_Work order_:
In the listing below, find each line containing "Specific" and report it.

=======

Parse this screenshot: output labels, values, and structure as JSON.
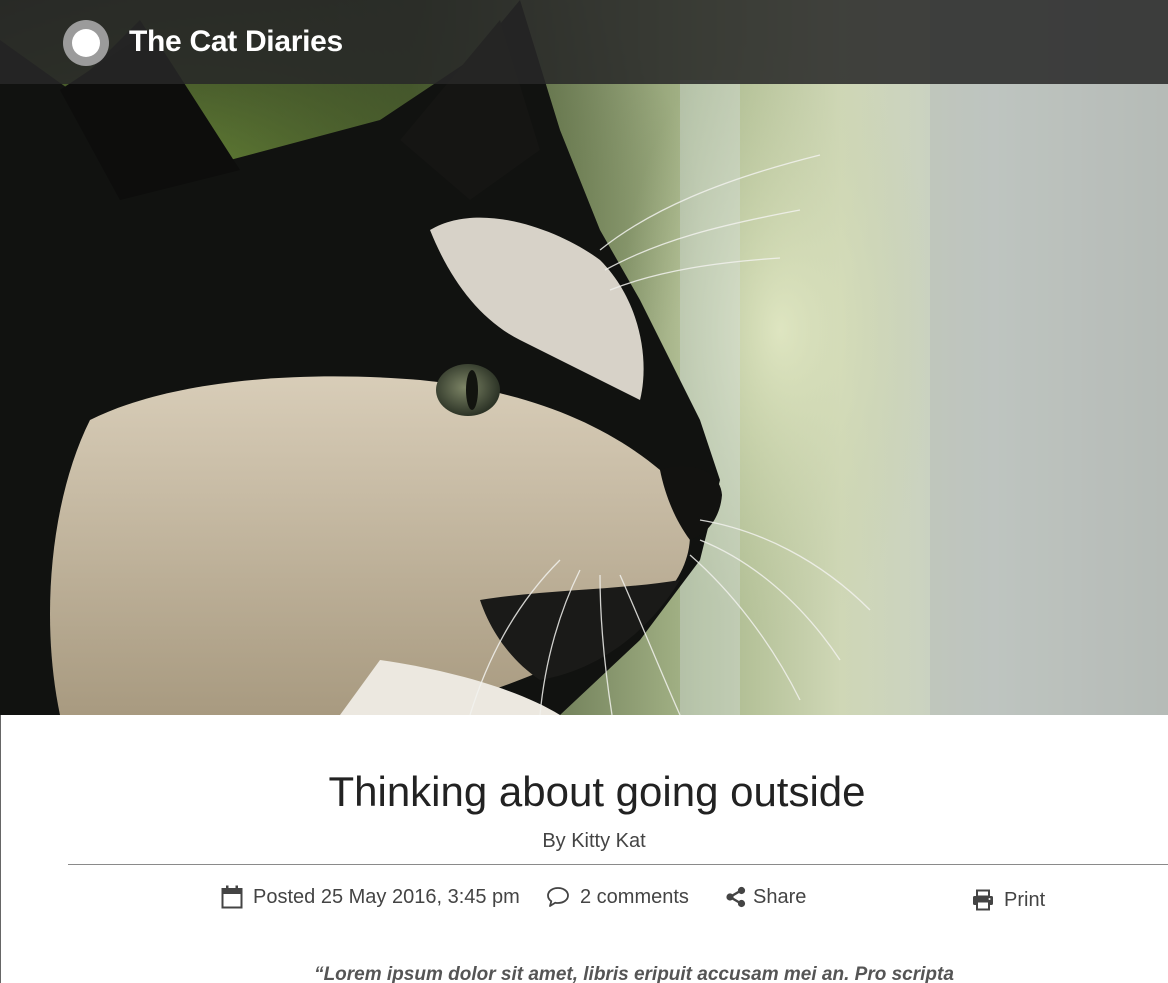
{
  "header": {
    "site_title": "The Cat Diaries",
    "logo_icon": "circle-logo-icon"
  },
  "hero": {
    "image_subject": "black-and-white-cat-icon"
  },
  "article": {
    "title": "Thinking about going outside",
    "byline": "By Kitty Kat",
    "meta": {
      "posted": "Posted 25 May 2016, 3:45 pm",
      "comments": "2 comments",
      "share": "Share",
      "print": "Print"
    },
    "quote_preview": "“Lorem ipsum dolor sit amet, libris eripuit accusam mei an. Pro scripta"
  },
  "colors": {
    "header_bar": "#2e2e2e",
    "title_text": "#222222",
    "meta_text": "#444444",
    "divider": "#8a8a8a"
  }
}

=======

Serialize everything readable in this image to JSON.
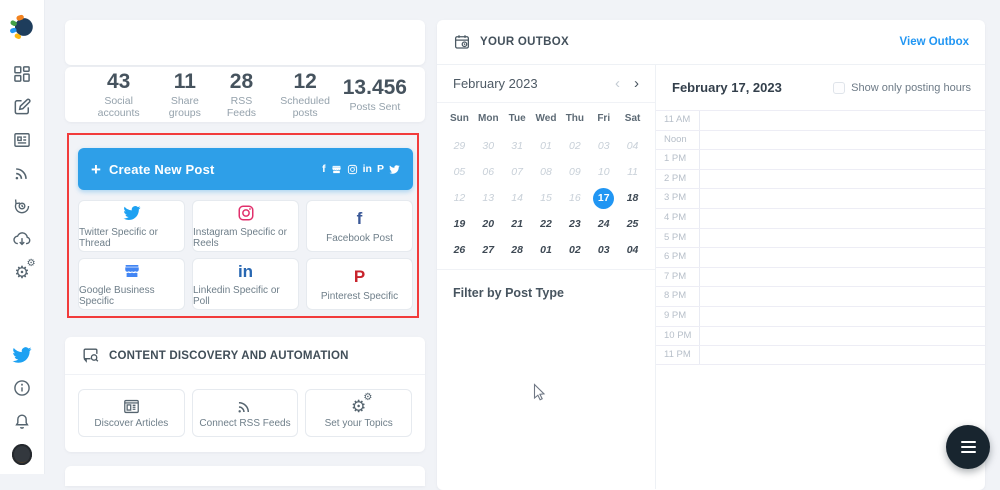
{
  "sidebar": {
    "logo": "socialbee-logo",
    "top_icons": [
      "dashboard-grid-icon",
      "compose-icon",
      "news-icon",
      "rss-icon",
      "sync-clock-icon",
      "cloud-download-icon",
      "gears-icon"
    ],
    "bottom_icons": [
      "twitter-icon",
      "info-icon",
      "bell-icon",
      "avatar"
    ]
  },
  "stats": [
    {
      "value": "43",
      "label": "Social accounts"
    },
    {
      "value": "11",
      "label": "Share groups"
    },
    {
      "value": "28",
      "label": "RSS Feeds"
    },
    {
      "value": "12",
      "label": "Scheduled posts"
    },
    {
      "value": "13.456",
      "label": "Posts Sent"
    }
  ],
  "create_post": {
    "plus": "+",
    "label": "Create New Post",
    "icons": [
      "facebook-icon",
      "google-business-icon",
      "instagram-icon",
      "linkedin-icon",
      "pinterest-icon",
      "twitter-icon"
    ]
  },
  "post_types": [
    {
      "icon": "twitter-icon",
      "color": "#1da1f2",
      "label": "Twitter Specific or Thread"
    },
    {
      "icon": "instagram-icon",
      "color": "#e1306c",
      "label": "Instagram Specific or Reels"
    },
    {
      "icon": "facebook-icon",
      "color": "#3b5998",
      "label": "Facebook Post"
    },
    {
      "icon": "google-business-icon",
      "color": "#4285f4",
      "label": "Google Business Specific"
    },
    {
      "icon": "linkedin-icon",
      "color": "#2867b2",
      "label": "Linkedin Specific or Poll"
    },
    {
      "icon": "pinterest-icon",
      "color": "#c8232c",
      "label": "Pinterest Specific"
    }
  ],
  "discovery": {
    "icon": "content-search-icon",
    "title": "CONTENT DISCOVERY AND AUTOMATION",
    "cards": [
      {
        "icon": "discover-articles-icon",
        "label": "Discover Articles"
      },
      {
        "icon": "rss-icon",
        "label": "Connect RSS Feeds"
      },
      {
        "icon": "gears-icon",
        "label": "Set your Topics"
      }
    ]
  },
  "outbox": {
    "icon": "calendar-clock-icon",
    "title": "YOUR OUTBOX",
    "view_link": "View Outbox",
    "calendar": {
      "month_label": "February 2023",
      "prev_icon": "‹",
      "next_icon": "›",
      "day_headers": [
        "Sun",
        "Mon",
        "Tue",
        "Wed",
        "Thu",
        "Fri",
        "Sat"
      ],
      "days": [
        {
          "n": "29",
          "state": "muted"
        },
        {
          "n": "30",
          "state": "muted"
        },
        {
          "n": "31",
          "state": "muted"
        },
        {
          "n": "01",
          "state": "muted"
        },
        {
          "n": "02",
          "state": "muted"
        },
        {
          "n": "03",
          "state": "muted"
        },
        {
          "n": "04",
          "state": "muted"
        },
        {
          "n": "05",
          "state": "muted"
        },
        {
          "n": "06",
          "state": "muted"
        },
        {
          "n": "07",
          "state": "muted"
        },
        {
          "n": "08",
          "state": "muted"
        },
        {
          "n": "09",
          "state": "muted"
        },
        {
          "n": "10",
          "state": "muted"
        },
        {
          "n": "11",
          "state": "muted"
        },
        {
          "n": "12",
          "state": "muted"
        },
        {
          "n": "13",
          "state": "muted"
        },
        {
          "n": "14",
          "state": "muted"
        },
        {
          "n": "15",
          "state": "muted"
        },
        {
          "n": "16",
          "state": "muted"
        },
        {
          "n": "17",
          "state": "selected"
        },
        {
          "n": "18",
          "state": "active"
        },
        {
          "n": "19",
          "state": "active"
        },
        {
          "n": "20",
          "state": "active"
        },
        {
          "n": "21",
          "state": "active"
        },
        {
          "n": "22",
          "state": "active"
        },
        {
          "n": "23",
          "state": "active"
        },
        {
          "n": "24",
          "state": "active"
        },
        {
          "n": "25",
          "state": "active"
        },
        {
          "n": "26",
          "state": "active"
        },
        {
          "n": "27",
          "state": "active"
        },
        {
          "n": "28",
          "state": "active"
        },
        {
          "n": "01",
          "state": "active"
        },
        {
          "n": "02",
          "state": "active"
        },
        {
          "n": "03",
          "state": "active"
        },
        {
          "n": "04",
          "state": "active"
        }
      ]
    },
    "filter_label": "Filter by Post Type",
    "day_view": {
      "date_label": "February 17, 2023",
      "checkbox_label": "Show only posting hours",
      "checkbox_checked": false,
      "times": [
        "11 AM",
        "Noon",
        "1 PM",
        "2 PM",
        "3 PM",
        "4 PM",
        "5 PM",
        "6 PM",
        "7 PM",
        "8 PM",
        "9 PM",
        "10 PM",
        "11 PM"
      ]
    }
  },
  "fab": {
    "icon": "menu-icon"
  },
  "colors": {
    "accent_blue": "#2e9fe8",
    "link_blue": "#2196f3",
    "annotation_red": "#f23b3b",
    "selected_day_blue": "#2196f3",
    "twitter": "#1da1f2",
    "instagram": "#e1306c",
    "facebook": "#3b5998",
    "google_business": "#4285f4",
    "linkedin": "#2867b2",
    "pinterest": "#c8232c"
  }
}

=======

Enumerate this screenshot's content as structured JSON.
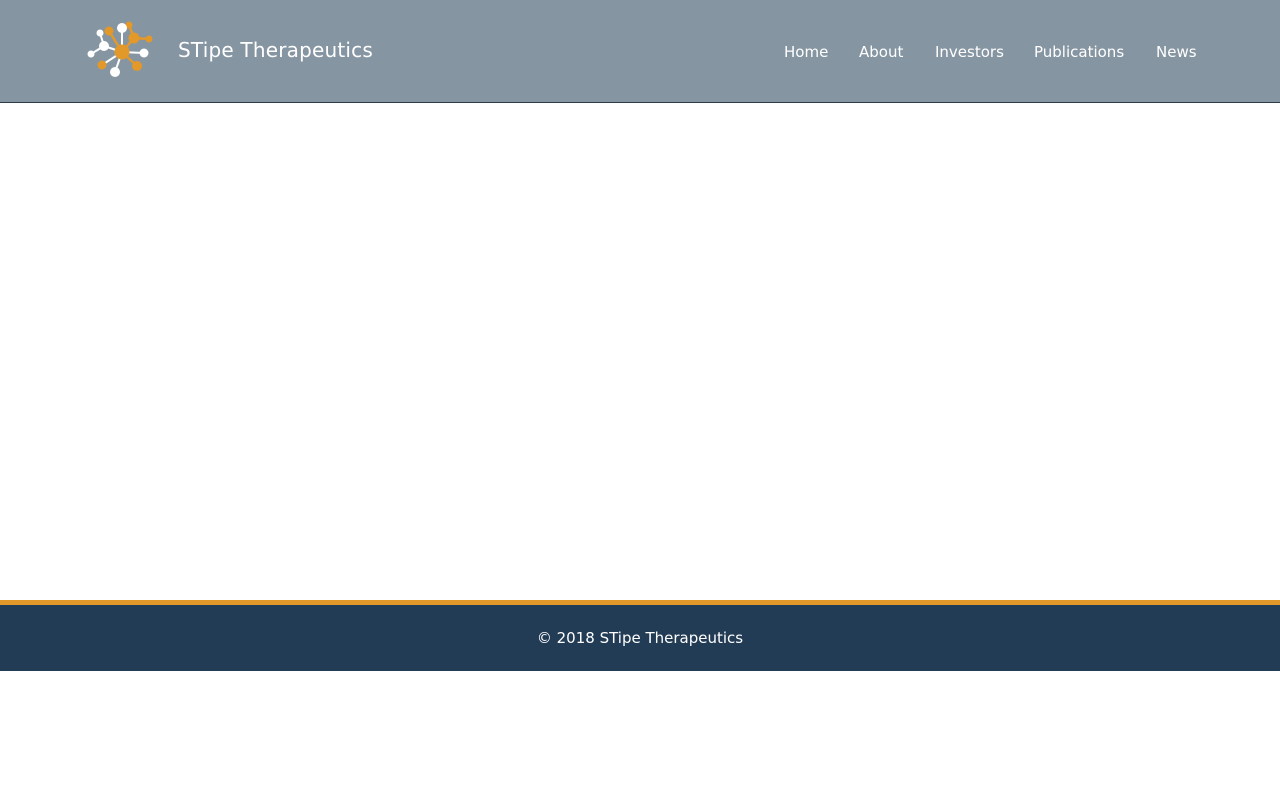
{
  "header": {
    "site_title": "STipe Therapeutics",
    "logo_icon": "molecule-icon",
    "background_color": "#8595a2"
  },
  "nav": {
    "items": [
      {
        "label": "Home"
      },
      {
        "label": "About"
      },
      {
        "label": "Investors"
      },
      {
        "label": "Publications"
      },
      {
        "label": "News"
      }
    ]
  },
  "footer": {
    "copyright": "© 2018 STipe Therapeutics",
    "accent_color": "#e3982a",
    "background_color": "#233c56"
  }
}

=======

_Reply_:
      "label": "Twitter Specific or Thread"
      "label": "Instagram Specific or Reels"
      "label": "Google Business Specific"
      "label": "Linkedin Specific or Poll"
      "label": "Pinterest Specific"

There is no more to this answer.